Photo by Lance Krueger
You know how to track a buck in snow: You find a big print, follow it fast while it's beelining, and once it starts to meander or hook, you slow way down and slip in for a shot at your bedded trophy, right?
"It doesn't usually happen that way," says Jim Massett, widely regarded as one of the all-time great North Country trackers. "Once, I snuck to within 6 feet of an 81⁄2-year-old buck. He was asleep—had his head folded back like a cow." When the deer heard the click of the safety, it bolted up, and Massett shot him from the hip. "But most of the time," he says, "you don't see your buck until he's already jumped up. I bump bucks all the time."
To tag a deep-woods buck now, you have to stay after him, says Massett, who has many times covered 10 to 20 or more miles in a day. "I may bump the same buck seven or eight times, but sooner or later, he'll mess up and give me the chance I need."
As long as a buck doesn't smell you, he won't go far the first time you jump him, says Massett—usually 100 to 300 yards. "It's a great opportunity to swing around and catch him watching his backtrack." The second time, he might go a little farther. "If you bump him a third time, get your track shoes on, because he'll go a mile or more." In the meantime, however, he'll often assume he's lost you, Massett explains. "The next time you jump him, he might stay close again, and you can start the whole process over again."
The sooner you can shoot your buck, the better, of course. But the key, says Massett, who claims he is neither a skilled marksman nor has the patience for great stealth, is to keep at it. "You just need to have a little more determination than the next guy."
Search High and Low
"When there's a good beechnut crop, bucks will be as fat as butter and as sweet as honey," says Massett, "and you can find their tracks on the ridges. Heavy weather, on the other hand, drives deer into the protected evergreens; that's when you should look down low."

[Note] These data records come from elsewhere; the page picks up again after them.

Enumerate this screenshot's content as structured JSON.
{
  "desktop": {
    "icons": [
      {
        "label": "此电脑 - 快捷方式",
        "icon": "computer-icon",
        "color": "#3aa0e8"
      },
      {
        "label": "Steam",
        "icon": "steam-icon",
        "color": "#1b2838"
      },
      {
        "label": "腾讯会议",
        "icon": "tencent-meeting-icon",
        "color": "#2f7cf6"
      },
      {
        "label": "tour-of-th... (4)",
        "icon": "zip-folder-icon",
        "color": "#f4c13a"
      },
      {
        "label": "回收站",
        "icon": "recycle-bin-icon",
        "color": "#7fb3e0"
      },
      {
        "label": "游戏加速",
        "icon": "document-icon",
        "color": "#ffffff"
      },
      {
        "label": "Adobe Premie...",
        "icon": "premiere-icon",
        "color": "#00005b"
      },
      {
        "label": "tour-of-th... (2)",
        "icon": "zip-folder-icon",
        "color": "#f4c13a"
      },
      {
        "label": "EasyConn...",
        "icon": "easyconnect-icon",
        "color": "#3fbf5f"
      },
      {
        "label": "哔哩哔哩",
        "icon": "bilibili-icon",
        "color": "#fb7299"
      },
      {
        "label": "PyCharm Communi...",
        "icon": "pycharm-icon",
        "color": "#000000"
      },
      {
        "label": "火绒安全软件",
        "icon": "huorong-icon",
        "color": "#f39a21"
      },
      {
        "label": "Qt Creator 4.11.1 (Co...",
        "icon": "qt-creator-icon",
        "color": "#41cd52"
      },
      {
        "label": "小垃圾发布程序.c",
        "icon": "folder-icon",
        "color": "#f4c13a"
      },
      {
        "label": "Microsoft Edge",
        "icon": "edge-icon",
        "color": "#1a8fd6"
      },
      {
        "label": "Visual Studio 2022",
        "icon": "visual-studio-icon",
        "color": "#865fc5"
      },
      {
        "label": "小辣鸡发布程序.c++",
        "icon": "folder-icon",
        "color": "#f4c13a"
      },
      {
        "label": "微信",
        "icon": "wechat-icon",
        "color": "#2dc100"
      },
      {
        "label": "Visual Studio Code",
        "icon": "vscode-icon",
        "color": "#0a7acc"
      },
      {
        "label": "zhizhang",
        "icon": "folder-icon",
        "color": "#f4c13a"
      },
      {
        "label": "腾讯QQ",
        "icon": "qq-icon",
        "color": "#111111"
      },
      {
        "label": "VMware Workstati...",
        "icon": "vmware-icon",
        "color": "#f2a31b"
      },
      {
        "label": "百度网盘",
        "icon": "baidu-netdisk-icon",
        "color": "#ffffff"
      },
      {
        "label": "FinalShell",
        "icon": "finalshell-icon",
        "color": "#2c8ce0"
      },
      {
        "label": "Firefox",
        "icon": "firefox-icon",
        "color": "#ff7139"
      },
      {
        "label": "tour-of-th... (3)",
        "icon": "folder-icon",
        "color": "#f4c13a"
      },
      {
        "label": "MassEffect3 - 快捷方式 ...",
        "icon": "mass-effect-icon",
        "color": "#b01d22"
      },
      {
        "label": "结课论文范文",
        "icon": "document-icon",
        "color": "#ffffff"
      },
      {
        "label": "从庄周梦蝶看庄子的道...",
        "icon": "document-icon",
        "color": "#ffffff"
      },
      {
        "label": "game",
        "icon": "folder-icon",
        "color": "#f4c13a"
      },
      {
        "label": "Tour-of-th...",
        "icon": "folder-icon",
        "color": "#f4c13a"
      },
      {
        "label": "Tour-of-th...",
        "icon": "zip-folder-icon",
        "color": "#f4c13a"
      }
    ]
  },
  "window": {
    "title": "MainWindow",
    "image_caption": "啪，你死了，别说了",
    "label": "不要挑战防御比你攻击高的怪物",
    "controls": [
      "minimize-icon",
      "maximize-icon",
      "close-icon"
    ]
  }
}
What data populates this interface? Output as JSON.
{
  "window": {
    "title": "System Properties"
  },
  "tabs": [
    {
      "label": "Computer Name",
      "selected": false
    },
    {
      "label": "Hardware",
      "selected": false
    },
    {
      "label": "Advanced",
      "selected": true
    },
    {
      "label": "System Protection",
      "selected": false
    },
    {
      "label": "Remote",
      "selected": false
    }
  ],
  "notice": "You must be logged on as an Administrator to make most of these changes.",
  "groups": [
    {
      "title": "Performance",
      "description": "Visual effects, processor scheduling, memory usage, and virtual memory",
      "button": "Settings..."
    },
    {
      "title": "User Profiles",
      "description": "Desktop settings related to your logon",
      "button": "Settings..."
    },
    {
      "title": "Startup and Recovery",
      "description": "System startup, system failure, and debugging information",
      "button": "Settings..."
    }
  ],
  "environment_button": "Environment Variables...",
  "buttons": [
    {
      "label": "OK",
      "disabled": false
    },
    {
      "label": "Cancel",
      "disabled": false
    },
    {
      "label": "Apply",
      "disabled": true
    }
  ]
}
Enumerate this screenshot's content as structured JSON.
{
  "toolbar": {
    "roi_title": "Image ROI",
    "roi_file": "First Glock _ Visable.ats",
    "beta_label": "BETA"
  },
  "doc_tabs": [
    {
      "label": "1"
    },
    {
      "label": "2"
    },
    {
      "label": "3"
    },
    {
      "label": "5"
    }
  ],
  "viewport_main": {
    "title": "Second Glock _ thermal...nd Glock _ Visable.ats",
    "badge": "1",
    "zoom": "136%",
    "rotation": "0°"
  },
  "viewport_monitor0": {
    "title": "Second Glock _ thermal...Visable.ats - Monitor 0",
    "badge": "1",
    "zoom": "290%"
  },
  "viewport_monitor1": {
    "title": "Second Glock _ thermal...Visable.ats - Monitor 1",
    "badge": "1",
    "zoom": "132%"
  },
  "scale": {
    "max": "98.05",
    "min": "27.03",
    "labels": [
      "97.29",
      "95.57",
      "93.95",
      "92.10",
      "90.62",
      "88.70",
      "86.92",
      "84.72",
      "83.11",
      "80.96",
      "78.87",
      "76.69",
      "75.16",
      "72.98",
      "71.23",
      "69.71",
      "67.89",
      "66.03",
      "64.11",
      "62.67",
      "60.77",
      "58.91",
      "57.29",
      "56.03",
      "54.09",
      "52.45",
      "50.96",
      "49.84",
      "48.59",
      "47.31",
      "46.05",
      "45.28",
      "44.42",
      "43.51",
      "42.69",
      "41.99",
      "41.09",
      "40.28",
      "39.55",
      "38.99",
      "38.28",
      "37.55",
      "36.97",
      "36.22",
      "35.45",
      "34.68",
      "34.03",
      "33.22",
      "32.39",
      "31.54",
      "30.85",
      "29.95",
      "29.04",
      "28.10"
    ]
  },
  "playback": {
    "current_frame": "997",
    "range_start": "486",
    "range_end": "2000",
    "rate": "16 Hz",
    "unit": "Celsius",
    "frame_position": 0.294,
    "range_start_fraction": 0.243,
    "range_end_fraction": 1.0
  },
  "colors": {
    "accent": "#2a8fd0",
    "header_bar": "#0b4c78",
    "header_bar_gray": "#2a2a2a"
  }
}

Jim Massett: At 76 years old, this legendary Adirondack tracker has been dogging hoofprints in the deep woods for over 40 years. He's tagged more than 100 deer—all bucks, most of them mature, and most by tracking.